“True!” Murray finished his sister’s sentence. “She kept me in short pants when the other kids were in long pants. I had to beg her for my first haircut. She made me keep a curfew when I was in high school.”
“Harry and I had curfews too! How did it hurt? Do you realize you are making no sense?” My mother was anxious to stop this argument before my dad weighed in.
“I make a lot of sense. Mama tied me to her apron strings, and that’s what Arla wanted to do. She wanted me to give an accounting of every nickel I spent.”
“After Dolly I would have thought you’d be grateful to have someone like that.”
“That’s the point.” Murray shouted. “After Dolly, I married the exact opposite! Now you see I’m right.”
Mom looked into Murray’s beaming, red face and said nothing more because in battles with Murray, she always lost.
The psychoanalysis lasted about four years. When Murray married wife number three, he stopped going to his analyst. Hilda was tall, sturdily built, a super cook, seamstress, housekeeper, and accountant which occupation she had worked at successfully since her first and only husband’s death. She was uninterested in either politics or vitamin pills. She was nothing like Arla or Dolly and as close a replica of Murray’s mother, Clara, that one could find on earth, let alone the north Bronx.
My mother got along with Hilda as well as she did with both Dolly and Arla. She was happy for Murray who prospered in every way under his wife’s care. His practice improved, his home sparkled, and so did he. When he came to dinner with Hilda, he managed to get through entire meals without fighting with my dad, and after one Sunday dinner, he told Mom how much he enjoyed the visit.
That was when Mom said to me, “You know I have to bite my tongue to keep from telling Murray how much Hilda resembles Mama, but if I say something, it could spoil things. I hope she stays with him.”

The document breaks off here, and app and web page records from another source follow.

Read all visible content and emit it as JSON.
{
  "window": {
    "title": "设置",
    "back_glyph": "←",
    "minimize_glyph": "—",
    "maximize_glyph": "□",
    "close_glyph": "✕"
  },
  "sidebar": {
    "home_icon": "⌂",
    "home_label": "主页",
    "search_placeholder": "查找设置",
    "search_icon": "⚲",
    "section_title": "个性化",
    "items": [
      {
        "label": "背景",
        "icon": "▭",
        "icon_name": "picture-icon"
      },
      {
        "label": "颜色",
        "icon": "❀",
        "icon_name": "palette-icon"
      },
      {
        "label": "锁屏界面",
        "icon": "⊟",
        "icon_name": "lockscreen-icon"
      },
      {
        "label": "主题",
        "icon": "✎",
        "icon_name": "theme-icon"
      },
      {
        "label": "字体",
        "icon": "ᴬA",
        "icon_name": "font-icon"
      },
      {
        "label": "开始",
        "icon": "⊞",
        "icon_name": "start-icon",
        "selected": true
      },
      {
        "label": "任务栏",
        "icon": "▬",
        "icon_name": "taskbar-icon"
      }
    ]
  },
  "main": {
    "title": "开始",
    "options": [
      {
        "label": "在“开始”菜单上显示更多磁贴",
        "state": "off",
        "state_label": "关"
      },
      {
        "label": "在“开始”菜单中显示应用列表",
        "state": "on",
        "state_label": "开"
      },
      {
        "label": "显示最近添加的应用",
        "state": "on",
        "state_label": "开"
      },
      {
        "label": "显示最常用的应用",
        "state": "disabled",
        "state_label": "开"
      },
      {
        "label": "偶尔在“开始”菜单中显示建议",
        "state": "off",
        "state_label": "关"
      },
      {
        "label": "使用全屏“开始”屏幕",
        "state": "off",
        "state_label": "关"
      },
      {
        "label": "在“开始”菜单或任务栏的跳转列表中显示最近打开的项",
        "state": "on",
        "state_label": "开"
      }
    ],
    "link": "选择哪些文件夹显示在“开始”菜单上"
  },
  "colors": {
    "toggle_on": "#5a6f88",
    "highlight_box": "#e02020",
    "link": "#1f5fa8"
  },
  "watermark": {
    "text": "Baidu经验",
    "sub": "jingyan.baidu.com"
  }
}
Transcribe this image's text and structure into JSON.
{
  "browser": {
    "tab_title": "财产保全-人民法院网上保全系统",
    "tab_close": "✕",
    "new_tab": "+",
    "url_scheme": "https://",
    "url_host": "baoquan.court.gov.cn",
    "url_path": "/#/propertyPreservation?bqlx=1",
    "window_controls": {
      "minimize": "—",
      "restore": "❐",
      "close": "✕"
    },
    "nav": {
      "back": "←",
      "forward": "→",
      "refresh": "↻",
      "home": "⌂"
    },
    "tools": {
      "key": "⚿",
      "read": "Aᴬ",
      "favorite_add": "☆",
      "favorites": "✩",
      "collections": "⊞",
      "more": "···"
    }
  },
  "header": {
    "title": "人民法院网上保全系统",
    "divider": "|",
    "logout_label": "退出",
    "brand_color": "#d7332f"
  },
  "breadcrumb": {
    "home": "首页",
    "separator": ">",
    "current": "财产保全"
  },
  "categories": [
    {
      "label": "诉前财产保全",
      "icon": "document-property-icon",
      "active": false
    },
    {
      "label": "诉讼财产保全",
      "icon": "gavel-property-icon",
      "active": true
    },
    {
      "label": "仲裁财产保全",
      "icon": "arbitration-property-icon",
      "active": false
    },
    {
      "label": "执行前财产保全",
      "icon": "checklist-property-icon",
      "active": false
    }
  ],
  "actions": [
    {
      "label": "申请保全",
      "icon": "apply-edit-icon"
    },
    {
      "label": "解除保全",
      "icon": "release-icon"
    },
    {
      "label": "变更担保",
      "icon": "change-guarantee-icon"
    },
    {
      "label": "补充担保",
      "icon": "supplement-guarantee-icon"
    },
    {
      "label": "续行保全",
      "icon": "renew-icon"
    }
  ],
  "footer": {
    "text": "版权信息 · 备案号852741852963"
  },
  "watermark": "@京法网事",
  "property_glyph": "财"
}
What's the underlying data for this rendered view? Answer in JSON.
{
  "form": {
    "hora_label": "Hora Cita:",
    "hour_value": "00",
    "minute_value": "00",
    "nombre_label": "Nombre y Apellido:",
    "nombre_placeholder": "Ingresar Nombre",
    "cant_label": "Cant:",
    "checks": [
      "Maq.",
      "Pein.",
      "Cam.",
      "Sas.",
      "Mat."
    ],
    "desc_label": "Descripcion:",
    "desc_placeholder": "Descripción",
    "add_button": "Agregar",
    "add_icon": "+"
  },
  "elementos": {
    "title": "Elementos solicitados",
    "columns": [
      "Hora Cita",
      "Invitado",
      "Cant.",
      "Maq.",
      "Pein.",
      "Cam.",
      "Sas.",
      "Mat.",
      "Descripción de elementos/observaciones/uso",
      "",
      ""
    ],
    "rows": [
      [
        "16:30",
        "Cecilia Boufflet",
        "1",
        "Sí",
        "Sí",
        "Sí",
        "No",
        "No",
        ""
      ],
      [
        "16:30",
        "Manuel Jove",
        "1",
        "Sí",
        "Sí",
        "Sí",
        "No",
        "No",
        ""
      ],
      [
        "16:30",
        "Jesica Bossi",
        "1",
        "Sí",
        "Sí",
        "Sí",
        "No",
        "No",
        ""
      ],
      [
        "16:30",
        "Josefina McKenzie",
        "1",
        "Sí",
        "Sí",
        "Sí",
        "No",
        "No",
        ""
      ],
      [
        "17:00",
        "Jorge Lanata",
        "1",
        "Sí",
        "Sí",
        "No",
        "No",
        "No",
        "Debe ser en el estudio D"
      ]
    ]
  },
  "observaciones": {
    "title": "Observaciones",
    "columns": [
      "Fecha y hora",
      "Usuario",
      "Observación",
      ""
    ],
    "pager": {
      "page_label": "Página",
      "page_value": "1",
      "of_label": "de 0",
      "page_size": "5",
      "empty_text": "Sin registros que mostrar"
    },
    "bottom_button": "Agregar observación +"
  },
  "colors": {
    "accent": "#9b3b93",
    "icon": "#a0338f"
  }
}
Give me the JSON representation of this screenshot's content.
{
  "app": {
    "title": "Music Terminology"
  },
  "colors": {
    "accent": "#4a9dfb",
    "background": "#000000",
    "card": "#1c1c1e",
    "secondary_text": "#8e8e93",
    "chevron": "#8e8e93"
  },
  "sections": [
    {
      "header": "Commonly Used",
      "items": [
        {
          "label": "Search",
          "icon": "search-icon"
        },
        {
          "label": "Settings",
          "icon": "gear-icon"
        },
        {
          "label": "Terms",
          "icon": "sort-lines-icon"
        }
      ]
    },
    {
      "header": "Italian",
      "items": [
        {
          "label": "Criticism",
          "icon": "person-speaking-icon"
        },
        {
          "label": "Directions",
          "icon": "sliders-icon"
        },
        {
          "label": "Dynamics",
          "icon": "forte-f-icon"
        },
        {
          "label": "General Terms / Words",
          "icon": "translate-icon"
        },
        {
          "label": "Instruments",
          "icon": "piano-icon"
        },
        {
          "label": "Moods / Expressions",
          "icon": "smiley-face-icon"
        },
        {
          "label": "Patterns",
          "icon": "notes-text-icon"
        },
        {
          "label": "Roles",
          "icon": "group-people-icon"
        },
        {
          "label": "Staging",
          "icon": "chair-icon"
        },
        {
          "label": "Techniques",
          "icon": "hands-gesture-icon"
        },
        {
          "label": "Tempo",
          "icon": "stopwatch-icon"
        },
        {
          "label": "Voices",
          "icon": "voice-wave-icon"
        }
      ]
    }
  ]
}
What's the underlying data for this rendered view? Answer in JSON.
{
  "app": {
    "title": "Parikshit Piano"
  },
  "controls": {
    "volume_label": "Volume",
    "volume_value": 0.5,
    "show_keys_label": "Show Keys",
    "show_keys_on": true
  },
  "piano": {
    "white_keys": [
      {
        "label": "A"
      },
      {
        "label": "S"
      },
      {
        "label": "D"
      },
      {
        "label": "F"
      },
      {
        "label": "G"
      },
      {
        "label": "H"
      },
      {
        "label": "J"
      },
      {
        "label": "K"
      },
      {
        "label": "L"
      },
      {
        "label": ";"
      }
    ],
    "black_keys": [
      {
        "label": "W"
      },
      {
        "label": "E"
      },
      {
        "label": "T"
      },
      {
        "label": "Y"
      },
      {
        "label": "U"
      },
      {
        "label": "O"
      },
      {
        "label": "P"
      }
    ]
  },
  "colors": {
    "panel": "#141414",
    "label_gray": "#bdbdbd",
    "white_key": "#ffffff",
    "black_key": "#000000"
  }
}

She did, and as she grew older, she even developed high blood pressure, the disease that led to Clara’s death, but unlike Clara, she took better care of herself, and she and Murray lived happily ever after.
This website uses marketing and tracking technologies. Opting out of this will opt you out of all cookies, except for those needed to run the website. Note that some products may not work as well without tracking cookies.Opt Out of Cookies